Shares in Thomas Cook (TCG) have lost nearly a quarter of their value, as the travel group suspended its dividend and cut profit forecasts for the second time in two months, blaming the summer heatwave.
The shares slumped 21.9% to 37.9p, tumbling to the bottom of the FTSE 250, as the group predicted 2018 earnings of £250 million, well down on the £280 million it had previously forecast.
The group suspended its dividend payment for 2018, having paid out 0.6p to shareholders last year.
'2018 was a disappointing year for Thomas Cook, despite achieving some important milestones in our strategy for transforming the business,' said chief executive Peter Fankhauser.
'After a good start to the year, we experienced a larger-than-anticipated decline in gross margin following the prolonged period of hot weather in our key summer trading period.'
After hitting 136p in May, shares in Thomas Cook have been a steady slide since, having delivered an earlier profit warning in September.
Annual reports for both the trust and fund show a 3.8% and 3.2% holding respectively at the end of June.
Both managers' funds sit towards the bottom of the Investment Association's UK All Companies sector over three years. Jupiter UK Growth is down 7.8% over the period while RWC UK Focus is up just 9.4%.
Andrew Hunt, manager of the best-performing fund in the sector over three years, Standard Life Investments UK Equity Recovery, up 59.2%, meanwhile held 2.8% of his portfolio in Thomas Cook at the end of August.
Citywire A-rated Andy Brough, manager of the Schroder UK Mid 250 fund and Schroder UK Mid Cap (SCP) investment trust, meanwhile held 2.3% and 1.2% of his respective portfolios in the stock at the end of July.
Michael Hewson, chief market analyst at CMC Markets UK, said 2019 had been an 'awful year' for Thomas Cook.
'Before this morning’s announcement, the share price had already fallen 60% year to date,' he said.

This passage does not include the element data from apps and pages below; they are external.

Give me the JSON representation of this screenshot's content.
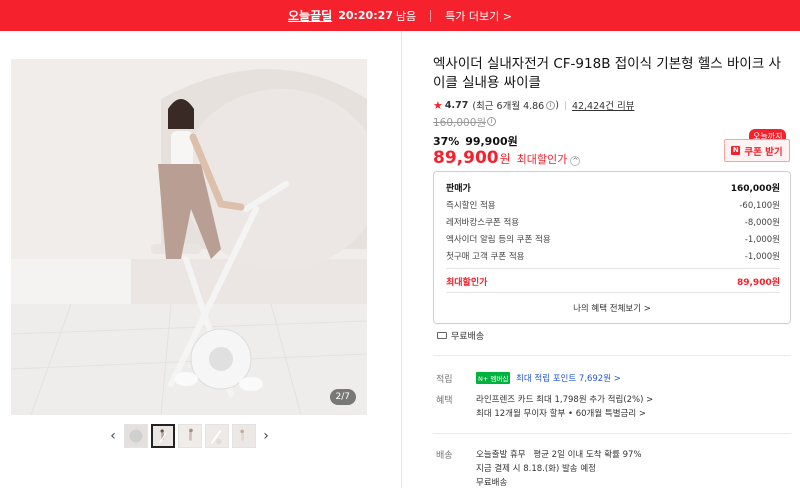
{
  "banner": {
    "brand": "오늘끝딜",
    "timer": "20:20:27",
    "timer_suffix": "남음",
    "deal_link": "특가 더보기 >"
  },
  "gallery": {
    "counter": "2/7",
    "prev_arrow": "‹",
    "next_arrow": "›",
    "thumbnail_count": 5,
    "active_thumbnail": 2
  },
  "product": {
    "title": "엑사이더 실내자전거 CF-918B 접이식 기본형 헬스 바이크 사이클 실내용 싸이클",
    "rating": "4.77",
    "rating_recent": "(최근 6개월 4.86",
    "rating_recent_close": ")",
    "review_count": "42,424건 리뷰"
  },
  "price": {
    "original": "160,000원",
    "discount_rate": "37%",
    "discounted": "99,900원",
    "final": "89,900",
    "final_unit": "원",
    "final_label": "최대할인가",
    "coupon_tag": "오늘까지",
    "coupon_badge": "N",
    "coupon_button": "쿠폰 받기"
  },
  "breakdown": {
    "rows": [
      {
        "label": "판매가",
        "value": "160,000원"
      },
      {
        "label": "즉시할인 적용",
        "value": "-60,100원"
      },
      {
        "label": "레저바캉스쿠폰 적용",
        "value": "-8,000원"
      },
      {
        "label": "엑사이더 알림 등의 쿠폰 적용",
        "value": "-1,000원"
      },
      {
        "label": "첫구매 고객 쿠폰 적용",
        "value": "-1,000원"
      }
    ],
    "max_label": "최대할인가",
    "max_value": "89,900원",
    "all_benefits": "나의 혜택 전체보기 >"
  },
  "shipping_free": "무료배송",
  "points": {
    "label": "적립",
    "badge": "N+ 멤버십",
    "text": "최대 적립 포인트 7,692원 >"
  },
  "benefits": {
    "label": "혜택",
    "line1": "라인프렌즈 카드 최대 1,798원 추가 적립(2%) >",
    "line2": "최대 12개월 무이자 할부 • 60개월 특별금리 >"
  },
  "delivery": {
    "label": "배송",
    "line1_bold": "오늘출발 휴무",
    "line1_rest": "평균 2일 이내 도착 확률 97%",
    "line2": "지금 결제 시 8.18.(화) 발송 예정",
    "line3": "무료배송"
  },
  "colors": {
    "accent": "#f5222d",
    "link": "#2458d3",
    "membership_green": "#00b33c"
  },
  "icons": [
    "star-icon",
    "info-icon",
    "chevron-up-icon",
    "chevron-left-icon",
    "chevron-right-icon",
    "truck-icon"
  ]
}
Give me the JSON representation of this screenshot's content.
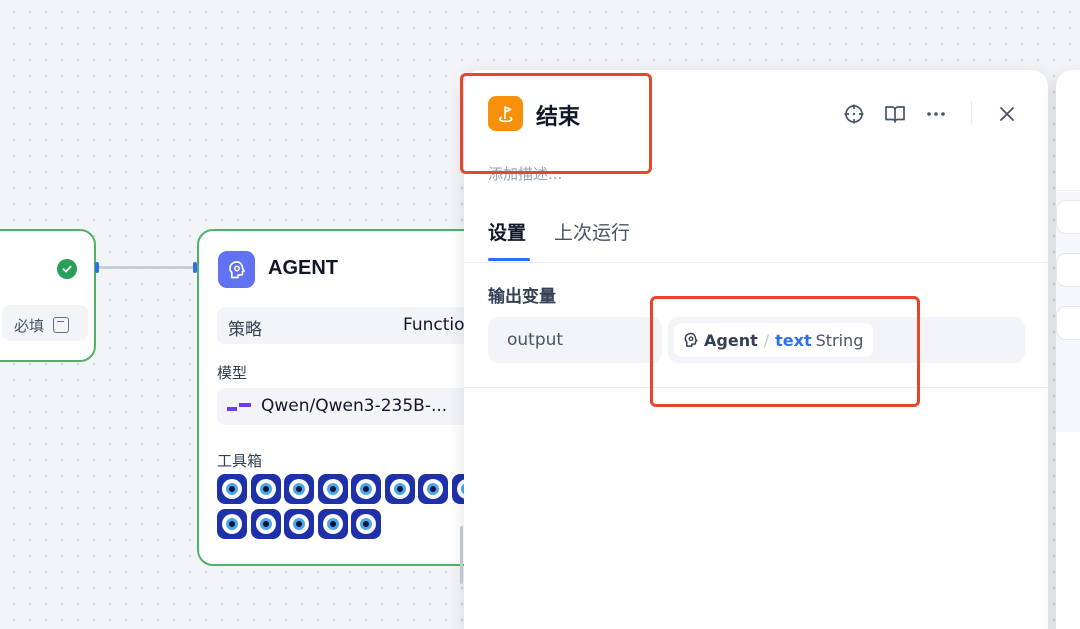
{
  "left_node": {
    "required_label": "必填"
  },
  "agent_node": {
    "title": "AGENT",
    "strategy_label": "策略",
    "strategy_value": "Function",
    "model_label": "模型",
    "model_value": "Qwen/Qwen3-235B-...",
    "toolbox_label": "工具箱",
    "tool_count": 13
  },
  "end_panel": {
    "title": "结束",
    "description_placeholder": "添加描述...",
    "tabs": [
      {
        "label": "设置",
        "active": true
      },
      {
        "label": "上次运行",
        "active": false
      }
    ],
    "section_title": "输出变量",
    "output_variable": {
      "name": "output",
      "source_node": "Agent",
      "separator": "/",
      "variable": "text",
      "type": "String"
    },
    "header_icons": [
      "crosshair-icon",
      "book-icon",
      "more-icon",
      "close-icon"
    ]
  },
  "colors": {
    "node_border": "#4fb26b",
    "end_icon_bg": "#f79009",
    "agent_icon_bg": "#6172f3",
    "accent_blue": "#2e6ff0",
    "annotation_red": "#e8462b"
  }
}
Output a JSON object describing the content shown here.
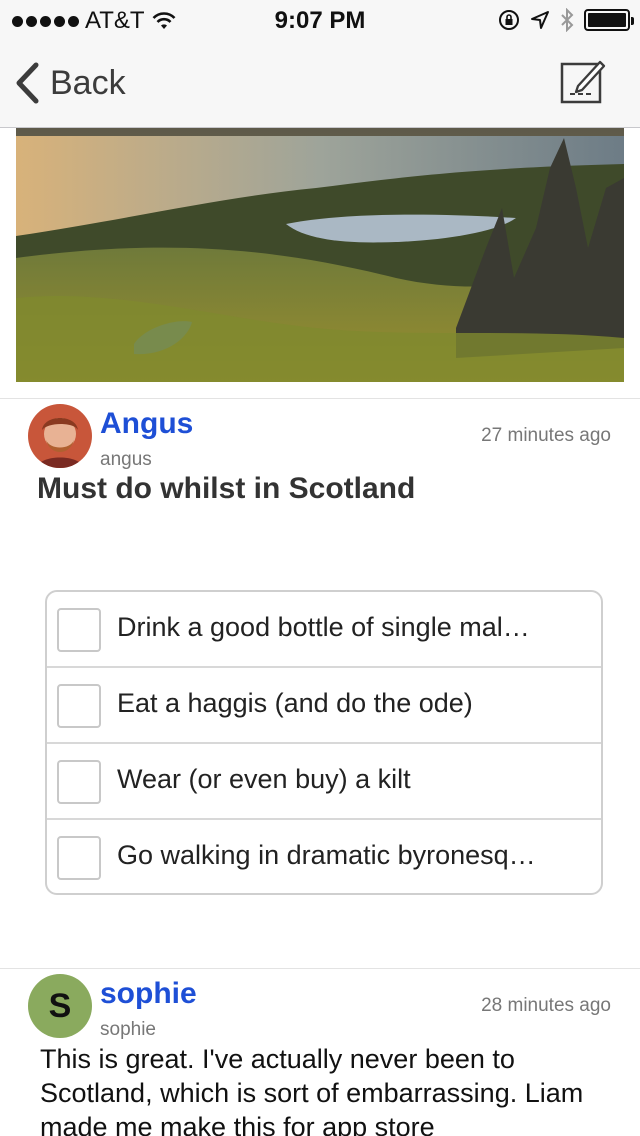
{
  "status_bar": {
    "carrier": "AT&T",
    "time": "9:07 PM",
    "battery_level": 1.0
  },
  "nav": {
    "back_label": "Back",
    "compose_icon": "compose-icon"
  },
  "post": {
    "author_name": "Angus",
    "author_handle": "angus",
    "timestamp": "27 minutes ago",
    "title": "Must do whilst in Scotland",
    "checklist": [
      {
        "text": "Drink a good bottle of single mal…",
        "checked": false
      },
      {
        "text": "Eat a haggis (and do the ode)",
        "checked": false
      },
      {
        "text": "Wear (or even buy) a kilt",
        "checked": false
      },
      {
        "text": "Go walking in dramatic byronesq…",
        "checked": false
      }
    ]
  },
  "comment": {
    "author_initial": "S",
    "author_name": "sophie",
    "author_handle": "sophie",
    "timestamp": "28 minutes ago",
    "text": "This is great. I've actually never been to Scotland, which is sort of embarrassing. Liam made me make this for app store"
  },
  "colors": {
    "link_blue": "#1e4fd6",
    "avatar_green": "#8aaa5e",
    "bar_bg": "#f7f7f7"
  }
}
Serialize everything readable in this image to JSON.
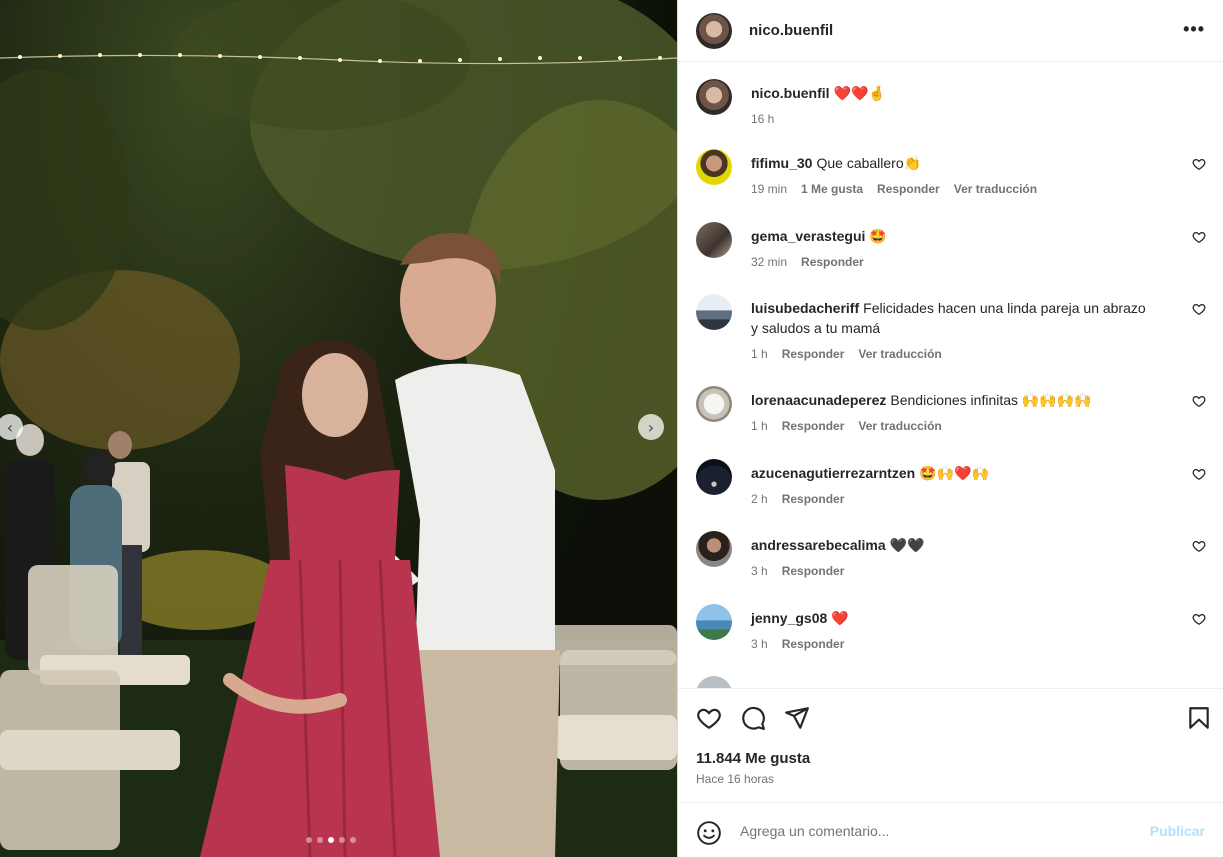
{
  "post": {
    "author": "nico.buenfil",
    "caption": "❤️❤️🤞",
    "caption_time": "16 h",
    "carousel": {
      "count": 5,
      "active": 3
    }
  },
  "comments": [
    {
      "user": "fifimu_30",
      "text": "Que caballero👏",
      "time": "19 min",
      "likes": "1 Me gusta",
      "reply": "Responder",
      "translate": "Ver traducción"
    },
    {
      "user": "gema_verastegui",
      "text": "🤩",
      "time": "32 min",
      "reply": "Responder"
    },
    {
      "user": "luisubedacheriff",
      "text": "Felicidades hacen una linda pareja un abrazo y saludos a tu mamá",
      "time": "1 h",
      "reply": "Responder",
      "translate": "Ver traducción"
    },
    {
      "user": "lorenaacunadeperez",
      "text": "Bendiciones infinitas 🙌🙌🙌🙌",
      "time": "1 h",
      "reply": "Responder",
      "translate": "Ver traducción"
    },
    {
      "user": "azucenagutierrezarntzen",
      "text": "🤩🙌❤️🙌",
      "time": "2 h",
      "reply": "Responder"
    },
    {
      "user": "andressarebecalima",
      "text": "🖤🖤",
      "time": "3 h",
      "reply": "Responder"
    },
    {
      "user": "jenny_gs08",
      "text": "❤️",
      "time": "3 h",
      "reply": "Responder"
    }
  ],
  "stats": {
    "likes": "11.844 Me gusta",
    "posted": "Hace 16 horas"
  },
  "composer": {
    "placeholder": "Agrega un comentario...",
    "publish": "Publicar"
  },
  "icons": {
    "more": "more-horizontal-icon",
    "like": "heart-icon",
    "comment": "comment-icon",
    "share": "paper-plane-icon",
    "save": "bookmark-icon",
    "emoji": "smiley-icon"
  },
  "colors": {
    "publish_disabled": "#b2dffc",
    "secondary_text": "#737373",
    "dress": "#b8344f"
  }
}
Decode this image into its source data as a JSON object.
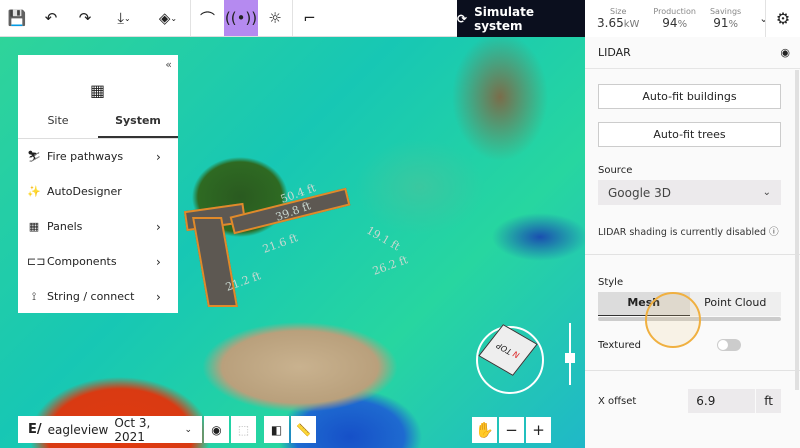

'The decision to cut the dividend can’t have been taken lightly however the lack of dividend is likely to be the least of shareholders problems given how badly the shares have performed this year.'
Russ Mould, investment director at AJ Bell, said the biggest concern was Thomas Cook's debt pile, which had ballooned to £389 million, versus the £267 million investors had estimated.
'Analysts had forecast for the business to move into a net cash position in 2020 and that now seems unlikely unless there is a radical improvement in trading,' he said.